| Records for the task |
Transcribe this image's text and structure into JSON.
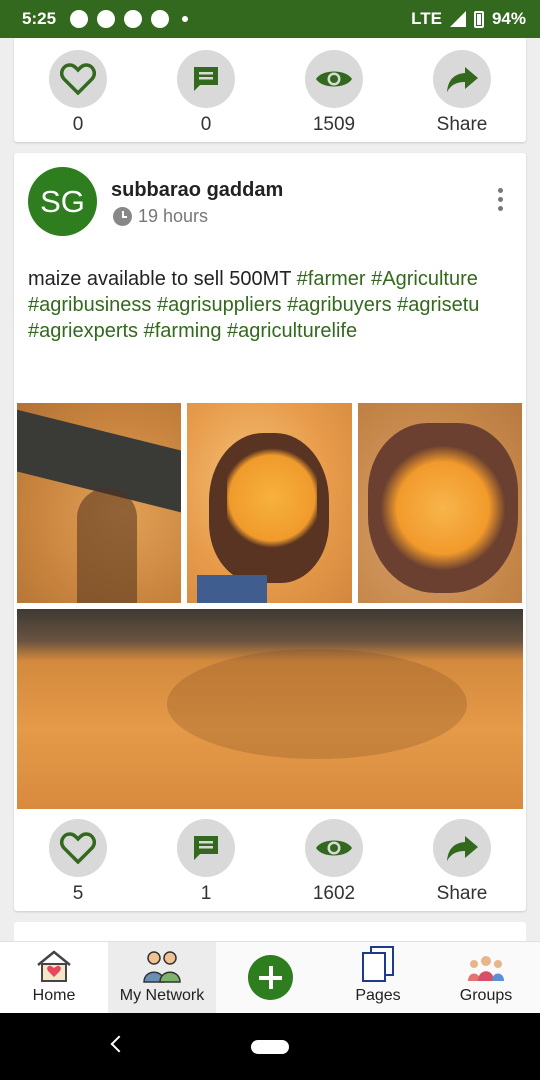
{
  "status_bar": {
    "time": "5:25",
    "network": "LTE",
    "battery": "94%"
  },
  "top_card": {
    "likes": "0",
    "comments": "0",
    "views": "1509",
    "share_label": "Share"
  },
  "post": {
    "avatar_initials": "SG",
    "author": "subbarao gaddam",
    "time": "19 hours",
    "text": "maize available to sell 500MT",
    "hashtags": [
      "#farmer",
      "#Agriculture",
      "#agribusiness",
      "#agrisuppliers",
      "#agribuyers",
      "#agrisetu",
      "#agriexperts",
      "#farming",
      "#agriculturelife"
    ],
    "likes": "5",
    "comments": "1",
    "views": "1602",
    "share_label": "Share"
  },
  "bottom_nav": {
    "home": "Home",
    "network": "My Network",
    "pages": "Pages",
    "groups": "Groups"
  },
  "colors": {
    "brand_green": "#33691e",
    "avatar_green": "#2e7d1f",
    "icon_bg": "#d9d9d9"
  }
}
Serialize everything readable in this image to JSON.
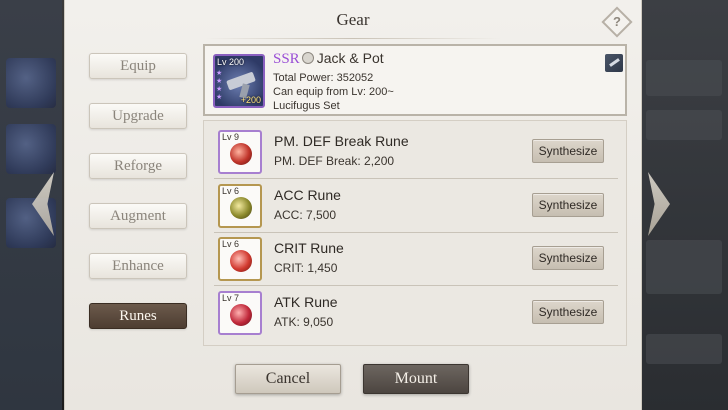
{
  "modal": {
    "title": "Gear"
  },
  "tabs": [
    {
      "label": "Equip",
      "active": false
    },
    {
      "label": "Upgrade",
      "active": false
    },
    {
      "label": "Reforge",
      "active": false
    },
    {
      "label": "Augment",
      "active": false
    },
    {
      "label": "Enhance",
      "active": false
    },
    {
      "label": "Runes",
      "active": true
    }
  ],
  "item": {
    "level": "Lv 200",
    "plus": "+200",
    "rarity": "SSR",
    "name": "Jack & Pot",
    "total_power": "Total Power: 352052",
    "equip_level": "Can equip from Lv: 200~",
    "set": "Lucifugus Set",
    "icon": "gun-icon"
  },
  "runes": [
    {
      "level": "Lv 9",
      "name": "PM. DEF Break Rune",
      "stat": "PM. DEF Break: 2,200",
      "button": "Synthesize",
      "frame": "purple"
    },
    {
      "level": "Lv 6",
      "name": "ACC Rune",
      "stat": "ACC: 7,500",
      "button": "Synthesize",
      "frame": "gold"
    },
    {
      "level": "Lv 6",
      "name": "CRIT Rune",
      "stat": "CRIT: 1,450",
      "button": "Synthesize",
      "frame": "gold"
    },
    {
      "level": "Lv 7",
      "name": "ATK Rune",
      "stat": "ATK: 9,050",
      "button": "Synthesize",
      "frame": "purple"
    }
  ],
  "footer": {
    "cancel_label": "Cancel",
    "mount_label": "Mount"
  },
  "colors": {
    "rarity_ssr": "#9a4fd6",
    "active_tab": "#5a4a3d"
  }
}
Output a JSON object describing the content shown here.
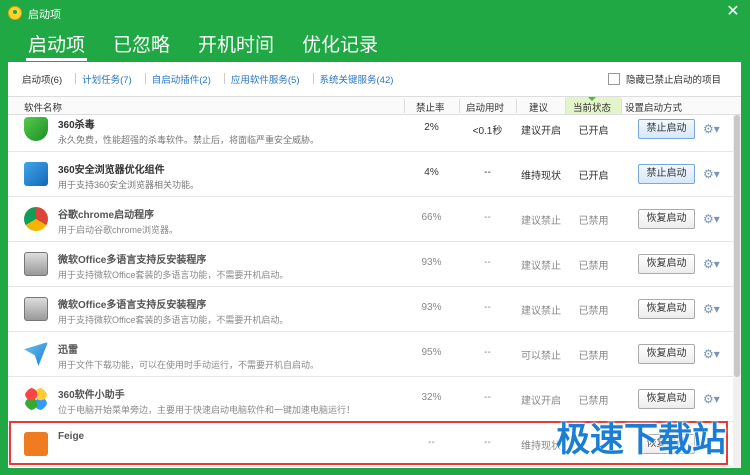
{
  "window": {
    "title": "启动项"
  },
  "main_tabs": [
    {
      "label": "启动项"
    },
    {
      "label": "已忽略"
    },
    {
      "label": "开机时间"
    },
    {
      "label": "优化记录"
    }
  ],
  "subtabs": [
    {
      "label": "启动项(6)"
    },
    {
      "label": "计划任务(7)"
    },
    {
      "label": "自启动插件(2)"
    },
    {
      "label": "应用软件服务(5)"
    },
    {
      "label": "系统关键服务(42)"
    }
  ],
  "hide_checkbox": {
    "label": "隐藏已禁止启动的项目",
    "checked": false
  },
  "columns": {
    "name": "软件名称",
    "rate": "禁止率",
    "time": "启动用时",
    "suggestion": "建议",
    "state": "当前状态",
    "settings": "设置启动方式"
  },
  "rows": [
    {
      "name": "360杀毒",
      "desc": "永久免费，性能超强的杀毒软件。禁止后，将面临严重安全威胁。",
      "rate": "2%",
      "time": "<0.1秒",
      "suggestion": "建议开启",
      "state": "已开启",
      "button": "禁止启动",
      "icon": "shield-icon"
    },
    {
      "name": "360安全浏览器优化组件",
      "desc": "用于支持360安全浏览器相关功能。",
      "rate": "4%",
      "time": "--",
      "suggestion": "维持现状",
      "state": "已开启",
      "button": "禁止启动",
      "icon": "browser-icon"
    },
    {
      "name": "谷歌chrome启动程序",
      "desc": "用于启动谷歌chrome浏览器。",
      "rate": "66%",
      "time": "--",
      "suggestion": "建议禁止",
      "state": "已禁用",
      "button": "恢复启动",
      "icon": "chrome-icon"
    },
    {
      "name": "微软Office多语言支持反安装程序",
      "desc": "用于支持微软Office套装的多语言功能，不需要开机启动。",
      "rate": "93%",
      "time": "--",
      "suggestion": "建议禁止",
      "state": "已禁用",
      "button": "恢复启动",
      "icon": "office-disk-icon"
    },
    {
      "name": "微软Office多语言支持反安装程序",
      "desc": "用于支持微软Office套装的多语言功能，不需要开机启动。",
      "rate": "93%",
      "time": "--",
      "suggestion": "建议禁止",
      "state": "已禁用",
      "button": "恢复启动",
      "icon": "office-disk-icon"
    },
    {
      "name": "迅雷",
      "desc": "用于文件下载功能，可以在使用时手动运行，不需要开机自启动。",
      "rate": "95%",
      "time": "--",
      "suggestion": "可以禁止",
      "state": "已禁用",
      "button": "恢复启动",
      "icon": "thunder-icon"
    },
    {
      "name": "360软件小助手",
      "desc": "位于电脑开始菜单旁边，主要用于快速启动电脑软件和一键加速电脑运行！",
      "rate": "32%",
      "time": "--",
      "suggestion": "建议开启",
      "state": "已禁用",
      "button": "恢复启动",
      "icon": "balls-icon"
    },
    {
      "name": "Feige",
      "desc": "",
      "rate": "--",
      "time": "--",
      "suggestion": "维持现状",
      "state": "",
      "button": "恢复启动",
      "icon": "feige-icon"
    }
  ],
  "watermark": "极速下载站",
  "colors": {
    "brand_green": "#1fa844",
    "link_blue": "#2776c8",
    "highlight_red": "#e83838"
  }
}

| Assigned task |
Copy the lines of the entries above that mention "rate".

| Written solution |
    "rate": "禁止率",
      "rate": "2%",
      "rate": "4%",
      "rate": "66%",
      "rate": "93%",
      "rate": "93%",
      "rate": "95%",
      "rate": "32%",
      "rate": "--",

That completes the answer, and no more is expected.